Perhaps, as people become really rich, they don't choose more enjoyable activities (i.e. they stay in the office working)? Perhaps material goods just can't make us happy? Or perhaps there is always someone richer, spoiling the party with their more impressive wealth?
Failure to savour
There's something missing from these accounts, though, and it's the old argument that when you live in luxurious surroundings, have experienced the best restaurants and received the most lavish gifts, it becomes more difficult to savour the simple things in life.
Supporting this account, a new study published in Psychological Science has found that participants were less able to savour positive emotions both when they were richer themselves and when they were prompted to think about wealth by looking at a picture of money (Quoidbach et al., 2010).
In a second study participants who were cued with the idea of money didn't enjoy or savour a chocolate bar as much as those not reminded of money. When participants looked at a picture of money beforehand, the average time spent eating the chocolate went down from 45 seconds to 32 seconds. Levels of enjoyment reported afterwards also went down, from 5 to 3.6 on a scale of 1 to 7, where 7 is maximum enjoyment.
And this is only the effect of looking at a picture of money for a few seconds. Think what our society, with its constant reminders of opulence in both public and private, are doing to us. It's a wonder we can enjoy anything.
This is just one facet of our mind's habit of comparing everything with everything else, from complex concepts like money right down to the most basic perceptual level. Like when you open your eyes in the morning, or turn up the volume on your mp3 player; for a moment the senses are overloaded but soon the contrast fades as the mind acclimatises.
It's easy to forget that things aren't 'loud' or 'bright', they are just 'louder' or 'brighter' than something else. Money is just one more thing that our minds treat in this relativistic fashion.
So spare a thought for the super-rich, the poor darlings can't appreciate a tin of spam, a lump of coal or a cardboard box in quite the same way that you and I can. It's not much of a silver lining I'll grant you, but it's something to hold on to.
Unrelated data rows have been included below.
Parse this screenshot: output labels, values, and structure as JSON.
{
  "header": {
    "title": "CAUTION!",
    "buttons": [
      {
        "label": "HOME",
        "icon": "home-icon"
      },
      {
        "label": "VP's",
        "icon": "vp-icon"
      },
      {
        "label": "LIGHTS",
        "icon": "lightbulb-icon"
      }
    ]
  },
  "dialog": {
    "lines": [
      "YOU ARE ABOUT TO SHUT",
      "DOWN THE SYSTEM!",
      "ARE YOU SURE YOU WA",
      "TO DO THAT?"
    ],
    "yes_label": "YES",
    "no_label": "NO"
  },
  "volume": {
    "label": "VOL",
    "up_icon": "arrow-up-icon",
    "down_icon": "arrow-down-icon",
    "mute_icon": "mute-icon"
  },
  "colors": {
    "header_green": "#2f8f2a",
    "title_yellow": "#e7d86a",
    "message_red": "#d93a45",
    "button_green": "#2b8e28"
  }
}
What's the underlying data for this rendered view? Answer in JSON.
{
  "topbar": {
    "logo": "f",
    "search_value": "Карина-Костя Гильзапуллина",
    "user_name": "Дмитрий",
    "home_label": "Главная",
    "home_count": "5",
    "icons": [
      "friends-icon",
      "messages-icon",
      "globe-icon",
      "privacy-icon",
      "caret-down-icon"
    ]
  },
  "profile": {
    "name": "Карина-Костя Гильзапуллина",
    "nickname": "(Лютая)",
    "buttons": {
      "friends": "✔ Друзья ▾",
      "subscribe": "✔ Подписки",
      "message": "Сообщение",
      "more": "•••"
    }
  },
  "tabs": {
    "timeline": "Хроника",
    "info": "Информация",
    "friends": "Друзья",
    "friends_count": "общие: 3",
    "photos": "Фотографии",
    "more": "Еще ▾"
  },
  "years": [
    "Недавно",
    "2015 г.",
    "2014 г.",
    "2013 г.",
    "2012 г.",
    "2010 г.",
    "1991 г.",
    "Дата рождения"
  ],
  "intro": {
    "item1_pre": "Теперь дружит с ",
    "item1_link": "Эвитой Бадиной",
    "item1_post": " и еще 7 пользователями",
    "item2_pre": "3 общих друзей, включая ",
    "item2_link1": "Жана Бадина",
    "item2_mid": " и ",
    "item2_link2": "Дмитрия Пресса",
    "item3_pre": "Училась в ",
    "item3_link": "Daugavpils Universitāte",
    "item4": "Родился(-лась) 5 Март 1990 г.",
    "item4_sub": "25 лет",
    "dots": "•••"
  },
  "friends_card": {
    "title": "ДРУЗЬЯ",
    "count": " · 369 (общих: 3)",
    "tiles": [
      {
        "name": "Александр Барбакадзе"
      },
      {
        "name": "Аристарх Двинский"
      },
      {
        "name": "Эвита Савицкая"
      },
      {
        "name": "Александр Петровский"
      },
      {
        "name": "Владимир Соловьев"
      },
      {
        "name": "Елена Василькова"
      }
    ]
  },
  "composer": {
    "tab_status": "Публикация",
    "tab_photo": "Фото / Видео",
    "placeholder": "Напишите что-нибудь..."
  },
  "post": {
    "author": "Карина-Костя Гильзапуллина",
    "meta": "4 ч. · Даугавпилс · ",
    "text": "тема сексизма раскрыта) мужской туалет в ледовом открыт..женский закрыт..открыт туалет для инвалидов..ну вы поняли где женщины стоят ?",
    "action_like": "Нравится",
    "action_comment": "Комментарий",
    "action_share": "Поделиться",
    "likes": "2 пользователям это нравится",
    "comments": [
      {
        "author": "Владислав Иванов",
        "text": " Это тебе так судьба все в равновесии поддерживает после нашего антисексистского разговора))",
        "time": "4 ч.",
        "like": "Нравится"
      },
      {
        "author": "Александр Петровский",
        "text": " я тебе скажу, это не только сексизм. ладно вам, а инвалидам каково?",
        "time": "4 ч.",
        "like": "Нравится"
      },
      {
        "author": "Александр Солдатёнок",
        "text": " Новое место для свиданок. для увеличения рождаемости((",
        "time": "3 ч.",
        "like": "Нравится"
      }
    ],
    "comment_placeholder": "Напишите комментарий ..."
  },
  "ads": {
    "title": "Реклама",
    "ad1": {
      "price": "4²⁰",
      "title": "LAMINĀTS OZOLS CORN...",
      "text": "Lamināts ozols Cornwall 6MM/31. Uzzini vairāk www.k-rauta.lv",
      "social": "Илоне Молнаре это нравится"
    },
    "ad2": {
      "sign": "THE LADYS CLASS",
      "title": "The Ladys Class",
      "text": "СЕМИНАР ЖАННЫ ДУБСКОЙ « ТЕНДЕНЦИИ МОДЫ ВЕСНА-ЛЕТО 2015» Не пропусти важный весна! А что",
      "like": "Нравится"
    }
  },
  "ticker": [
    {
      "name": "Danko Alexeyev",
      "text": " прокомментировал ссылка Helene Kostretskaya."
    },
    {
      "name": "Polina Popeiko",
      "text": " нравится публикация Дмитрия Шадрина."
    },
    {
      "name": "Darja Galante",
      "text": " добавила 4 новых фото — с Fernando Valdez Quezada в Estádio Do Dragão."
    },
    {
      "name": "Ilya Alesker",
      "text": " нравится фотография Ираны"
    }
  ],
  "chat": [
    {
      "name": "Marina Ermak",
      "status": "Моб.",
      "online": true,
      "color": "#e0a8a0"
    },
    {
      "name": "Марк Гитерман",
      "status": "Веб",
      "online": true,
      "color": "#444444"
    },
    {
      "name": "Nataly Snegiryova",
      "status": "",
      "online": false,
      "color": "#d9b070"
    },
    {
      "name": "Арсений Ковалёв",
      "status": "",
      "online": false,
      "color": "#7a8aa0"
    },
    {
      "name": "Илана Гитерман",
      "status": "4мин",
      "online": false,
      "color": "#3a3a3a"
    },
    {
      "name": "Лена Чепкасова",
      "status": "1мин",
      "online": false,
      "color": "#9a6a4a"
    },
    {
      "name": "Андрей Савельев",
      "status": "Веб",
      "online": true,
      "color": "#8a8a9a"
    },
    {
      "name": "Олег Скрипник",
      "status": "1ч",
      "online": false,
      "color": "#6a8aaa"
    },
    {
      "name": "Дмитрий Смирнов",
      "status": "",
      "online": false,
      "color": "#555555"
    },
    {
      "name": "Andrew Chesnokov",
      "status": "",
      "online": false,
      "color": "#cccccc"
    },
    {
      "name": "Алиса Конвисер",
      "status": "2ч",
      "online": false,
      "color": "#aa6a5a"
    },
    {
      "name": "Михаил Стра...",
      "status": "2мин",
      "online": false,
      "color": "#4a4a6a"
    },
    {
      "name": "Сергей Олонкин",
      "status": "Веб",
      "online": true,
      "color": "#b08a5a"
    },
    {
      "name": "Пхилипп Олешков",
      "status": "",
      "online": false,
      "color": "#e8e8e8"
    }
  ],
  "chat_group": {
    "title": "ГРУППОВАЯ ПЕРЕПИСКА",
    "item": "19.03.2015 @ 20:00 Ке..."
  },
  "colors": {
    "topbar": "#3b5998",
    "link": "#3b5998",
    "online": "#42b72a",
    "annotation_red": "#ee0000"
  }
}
Image credit: Darrren Hester
Making Habits, Breaking Habits
In his new book, Jeremy Dean--psychologist and author of PsyBlog--looks at how habits work, why they are so hard to change, and how to break bad old cycles and develop new healthy, creative, happy habits.
→ "Making Habits, Breaking Habits", is available now on Amazon.Reviews
The Bookseller, “Editor’s Pick,” 10/12/12 “Sensible and very readable…By far the most useful of this month’s New You offerings.”
Kirkus Reviews, 1/1/13 “Making changes does take longer than we may expect—no 30-day, 30-pounds-lighter quick fix—but by following the guidelines laid out by Dean, readers have a decent chance at establishing fulfilling, new patterns.”
Publishers Weekly, 12/10/12 “An accessible and informative guide for readers to take control of their lives.”